### Task item
What is the count of lines in the material below that hold "output"? Answer with only that number.

### Provided records
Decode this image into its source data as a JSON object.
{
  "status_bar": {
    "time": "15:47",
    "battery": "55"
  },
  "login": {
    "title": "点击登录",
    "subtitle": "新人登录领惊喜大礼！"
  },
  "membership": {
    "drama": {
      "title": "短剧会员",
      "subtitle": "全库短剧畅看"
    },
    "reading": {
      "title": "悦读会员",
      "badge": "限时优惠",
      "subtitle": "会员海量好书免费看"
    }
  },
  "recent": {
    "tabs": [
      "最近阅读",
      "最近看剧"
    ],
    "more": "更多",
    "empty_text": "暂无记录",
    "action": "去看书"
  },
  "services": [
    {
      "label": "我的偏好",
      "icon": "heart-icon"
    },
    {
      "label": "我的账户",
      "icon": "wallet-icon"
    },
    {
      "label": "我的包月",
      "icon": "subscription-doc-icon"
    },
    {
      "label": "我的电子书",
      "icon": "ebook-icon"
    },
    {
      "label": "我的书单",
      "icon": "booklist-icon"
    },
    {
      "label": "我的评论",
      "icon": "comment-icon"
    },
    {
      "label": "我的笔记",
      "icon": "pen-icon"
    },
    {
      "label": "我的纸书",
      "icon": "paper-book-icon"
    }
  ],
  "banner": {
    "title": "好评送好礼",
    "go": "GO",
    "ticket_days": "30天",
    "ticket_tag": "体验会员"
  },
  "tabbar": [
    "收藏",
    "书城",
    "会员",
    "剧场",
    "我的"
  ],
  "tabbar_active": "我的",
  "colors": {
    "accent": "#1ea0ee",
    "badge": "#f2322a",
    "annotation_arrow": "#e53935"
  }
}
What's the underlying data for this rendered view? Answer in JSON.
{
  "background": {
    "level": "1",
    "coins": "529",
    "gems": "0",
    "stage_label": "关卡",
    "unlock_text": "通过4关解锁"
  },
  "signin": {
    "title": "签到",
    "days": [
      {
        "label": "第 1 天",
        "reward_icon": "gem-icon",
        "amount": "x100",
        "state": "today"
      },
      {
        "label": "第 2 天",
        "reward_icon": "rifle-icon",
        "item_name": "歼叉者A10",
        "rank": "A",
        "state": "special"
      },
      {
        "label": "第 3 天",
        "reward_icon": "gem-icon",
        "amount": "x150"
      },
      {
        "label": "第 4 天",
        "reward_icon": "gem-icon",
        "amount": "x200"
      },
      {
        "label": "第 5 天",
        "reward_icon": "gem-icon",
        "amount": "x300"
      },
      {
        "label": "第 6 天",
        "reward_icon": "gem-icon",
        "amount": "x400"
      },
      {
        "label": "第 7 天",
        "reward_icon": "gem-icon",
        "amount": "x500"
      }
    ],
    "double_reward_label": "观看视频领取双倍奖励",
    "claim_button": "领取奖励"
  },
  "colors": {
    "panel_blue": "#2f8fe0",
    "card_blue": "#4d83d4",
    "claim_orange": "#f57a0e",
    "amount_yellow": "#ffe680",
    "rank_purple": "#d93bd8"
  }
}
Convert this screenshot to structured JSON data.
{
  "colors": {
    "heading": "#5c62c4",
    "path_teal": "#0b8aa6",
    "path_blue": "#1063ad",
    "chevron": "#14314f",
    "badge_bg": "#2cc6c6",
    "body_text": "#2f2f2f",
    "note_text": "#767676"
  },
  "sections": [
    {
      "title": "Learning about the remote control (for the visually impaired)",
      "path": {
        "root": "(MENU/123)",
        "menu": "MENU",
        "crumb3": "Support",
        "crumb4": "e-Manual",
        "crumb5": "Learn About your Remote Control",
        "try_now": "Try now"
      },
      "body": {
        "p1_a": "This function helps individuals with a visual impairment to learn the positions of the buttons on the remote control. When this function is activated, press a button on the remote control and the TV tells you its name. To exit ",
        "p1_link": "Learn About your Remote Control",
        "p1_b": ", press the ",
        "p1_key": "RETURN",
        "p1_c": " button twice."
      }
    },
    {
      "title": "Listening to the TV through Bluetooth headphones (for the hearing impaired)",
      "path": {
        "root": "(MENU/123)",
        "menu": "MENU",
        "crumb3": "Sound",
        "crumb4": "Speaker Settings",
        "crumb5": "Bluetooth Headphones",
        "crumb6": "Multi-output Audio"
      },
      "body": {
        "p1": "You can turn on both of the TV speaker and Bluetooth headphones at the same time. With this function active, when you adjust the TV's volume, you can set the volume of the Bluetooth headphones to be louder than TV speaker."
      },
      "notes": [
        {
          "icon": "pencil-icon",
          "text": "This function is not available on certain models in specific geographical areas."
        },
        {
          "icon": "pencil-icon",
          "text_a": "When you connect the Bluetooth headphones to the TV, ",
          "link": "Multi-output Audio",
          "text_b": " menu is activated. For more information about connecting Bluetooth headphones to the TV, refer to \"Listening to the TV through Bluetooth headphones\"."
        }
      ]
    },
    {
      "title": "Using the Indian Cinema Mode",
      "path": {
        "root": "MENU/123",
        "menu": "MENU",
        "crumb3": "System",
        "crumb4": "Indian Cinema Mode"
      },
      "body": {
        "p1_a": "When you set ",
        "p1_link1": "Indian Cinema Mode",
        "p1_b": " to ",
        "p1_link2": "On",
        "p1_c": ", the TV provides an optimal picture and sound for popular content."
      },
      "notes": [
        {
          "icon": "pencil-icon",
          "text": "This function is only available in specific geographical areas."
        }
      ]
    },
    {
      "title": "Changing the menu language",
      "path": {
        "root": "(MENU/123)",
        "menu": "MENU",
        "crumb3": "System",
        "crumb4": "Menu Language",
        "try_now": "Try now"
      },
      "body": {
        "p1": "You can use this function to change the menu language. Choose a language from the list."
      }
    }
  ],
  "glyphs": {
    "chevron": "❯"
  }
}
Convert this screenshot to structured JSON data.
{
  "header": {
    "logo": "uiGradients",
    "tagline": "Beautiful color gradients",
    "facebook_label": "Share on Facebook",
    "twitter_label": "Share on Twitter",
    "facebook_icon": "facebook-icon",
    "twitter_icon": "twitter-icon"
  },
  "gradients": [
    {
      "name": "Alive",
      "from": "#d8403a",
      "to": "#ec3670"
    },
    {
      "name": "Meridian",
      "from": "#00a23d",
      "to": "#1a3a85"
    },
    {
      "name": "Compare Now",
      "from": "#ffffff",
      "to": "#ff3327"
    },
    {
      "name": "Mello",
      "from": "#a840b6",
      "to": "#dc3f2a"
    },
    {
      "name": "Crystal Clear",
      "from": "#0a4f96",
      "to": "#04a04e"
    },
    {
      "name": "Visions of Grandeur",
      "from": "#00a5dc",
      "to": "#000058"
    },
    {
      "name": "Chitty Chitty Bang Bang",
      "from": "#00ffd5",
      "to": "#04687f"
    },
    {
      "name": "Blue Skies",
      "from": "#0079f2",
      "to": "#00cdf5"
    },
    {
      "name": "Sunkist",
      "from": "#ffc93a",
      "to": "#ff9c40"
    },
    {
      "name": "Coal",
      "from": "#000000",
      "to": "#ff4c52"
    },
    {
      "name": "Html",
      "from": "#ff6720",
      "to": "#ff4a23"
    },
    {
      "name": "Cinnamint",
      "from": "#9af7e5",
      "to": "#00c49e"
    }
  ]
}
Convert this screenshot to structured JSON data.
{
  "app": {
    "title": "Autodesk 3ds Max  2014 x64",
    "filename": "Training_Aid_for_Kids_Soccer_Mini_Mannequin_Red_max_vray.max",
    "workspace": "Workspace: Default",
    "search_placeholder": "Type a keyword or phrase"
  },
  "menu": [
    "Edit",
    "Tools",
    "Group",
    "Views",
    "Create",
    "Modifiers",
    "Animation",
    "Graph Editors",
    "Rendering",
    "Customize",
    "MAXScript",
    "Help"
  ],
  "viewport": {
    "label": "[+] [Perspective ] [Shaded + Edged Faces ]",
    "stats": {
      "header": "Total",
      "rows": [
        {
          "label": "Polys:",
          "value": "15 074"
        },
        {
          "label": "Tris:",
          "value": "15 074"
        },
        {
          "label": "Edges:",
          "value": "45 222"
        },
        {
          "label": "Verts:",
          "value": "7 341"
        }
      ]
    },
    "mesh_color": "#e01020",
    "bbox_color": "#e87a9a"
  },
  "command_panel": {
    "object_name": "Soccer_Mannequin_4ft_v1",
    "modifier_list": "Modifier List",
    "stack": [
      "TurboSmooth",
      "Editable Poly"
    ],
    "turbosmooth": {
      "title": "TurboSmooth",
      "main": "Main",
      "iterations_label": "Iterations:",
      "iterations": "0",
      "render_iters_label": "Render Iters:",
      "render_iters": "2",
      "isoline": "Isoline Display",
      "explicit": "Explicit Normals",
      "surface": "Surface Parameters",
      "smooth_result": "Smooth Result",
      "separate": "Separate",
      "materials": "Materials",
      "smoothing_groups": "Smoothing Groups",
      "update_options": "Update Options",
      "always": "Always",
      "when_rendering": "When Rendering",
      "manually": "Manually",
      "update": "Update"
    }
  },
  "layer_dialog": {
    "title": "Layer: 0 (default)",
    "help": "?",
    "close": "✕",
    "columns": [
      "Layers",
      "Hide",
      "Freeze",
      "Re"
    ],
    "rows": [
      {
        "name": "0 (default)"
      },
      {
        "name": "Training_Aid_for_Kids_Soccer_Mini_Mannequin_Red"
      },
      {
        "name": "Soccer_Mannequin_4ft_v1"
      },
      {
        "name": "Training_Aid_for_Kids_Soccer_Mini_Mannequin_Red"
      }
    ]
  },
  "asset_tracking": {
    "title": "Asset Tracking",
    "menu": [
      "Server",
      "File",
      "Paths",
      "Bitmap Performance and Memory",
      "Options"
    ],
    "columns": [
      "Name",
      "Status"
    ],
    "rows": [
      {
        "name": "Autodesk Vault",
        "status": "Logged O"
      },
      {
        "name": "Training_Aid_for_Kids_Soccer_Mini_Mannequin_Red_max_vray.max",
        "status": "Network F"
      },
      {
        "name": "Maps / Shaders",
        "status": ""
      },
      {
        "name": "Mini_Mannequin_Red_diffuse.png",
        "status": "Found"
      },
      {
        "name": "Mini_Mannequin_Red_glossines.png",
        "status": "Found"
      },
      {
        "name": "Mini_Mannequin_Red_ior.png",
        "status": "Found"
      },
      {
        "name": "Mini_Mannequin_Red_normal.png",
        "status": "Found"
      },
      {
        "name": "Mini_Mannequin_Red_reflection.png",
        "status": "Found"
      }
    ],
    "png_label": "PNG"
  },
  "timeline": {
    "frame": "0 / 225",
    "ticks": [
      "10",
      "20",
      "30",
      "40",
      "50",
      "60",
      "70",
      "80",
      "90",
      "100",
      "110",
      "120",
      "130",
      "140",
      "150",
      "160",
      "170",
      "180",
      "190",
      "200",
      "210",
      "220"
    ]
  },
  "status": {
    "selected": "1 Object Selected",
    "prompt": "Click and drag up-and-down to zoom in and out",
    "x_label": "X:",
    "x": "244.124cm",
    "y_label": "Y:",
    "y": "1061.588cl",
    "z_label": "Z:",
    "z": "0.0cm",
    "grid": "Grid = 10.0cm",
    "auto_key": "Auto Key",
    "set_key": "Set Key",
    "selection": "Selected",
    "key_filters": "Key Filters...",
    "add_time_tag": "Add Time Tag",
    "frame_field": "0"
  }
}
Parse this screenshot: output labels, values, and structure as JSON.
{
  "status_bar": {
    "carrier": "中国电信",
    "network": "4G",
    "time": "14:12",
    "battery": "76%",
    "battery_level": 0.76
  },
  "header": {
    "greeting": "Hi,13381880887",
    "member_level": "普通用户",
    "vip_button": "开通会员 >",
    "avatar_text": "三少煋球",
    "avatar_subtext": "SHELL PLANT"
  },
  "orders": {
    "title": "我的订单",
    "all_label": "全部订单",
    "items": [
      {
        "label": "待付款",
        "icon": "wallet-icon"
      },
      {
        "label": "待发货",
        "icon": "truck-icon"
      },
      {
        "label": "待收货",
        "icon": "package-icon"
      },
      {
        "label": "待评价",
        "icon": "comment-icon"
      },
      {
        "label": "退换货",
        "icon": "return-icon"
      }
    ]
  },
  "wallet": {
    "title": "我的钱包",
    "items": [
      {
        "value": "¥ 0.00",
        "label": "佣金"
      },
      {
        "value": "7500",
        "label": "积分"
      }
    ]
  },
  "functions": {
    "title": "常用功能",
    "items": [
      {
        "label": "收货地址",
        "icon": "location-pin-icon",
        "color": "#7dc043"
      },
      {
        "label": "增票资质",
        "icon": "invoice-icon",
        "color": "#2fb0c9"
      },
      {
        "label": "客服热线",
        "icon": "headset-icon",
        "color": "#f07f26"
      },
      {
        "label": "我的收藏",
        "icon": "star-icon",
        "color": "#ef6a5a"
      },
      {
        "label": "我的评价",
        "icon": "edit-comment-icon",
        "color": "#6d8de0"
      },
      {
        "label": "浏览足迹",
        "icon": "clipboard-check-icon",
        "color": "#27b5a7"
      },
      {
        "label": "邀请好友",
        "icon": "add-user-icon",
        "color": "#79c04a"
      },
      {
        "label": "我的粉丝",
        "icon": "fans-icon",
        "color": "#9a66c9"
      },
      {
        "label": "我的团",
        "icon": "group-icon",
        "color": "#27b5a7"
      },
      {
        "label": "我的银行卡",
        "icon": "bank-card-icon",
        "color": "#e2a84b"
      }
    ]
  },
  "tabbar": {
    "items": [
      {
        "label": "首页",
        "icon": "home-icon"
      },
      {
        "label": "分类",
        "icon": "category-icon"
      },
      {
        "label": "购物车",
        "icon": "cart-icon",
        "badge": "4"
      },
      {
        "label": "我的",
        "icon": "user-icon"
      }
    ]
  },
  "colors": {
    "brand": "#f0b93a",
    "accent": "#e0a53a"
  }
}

### Your solution
3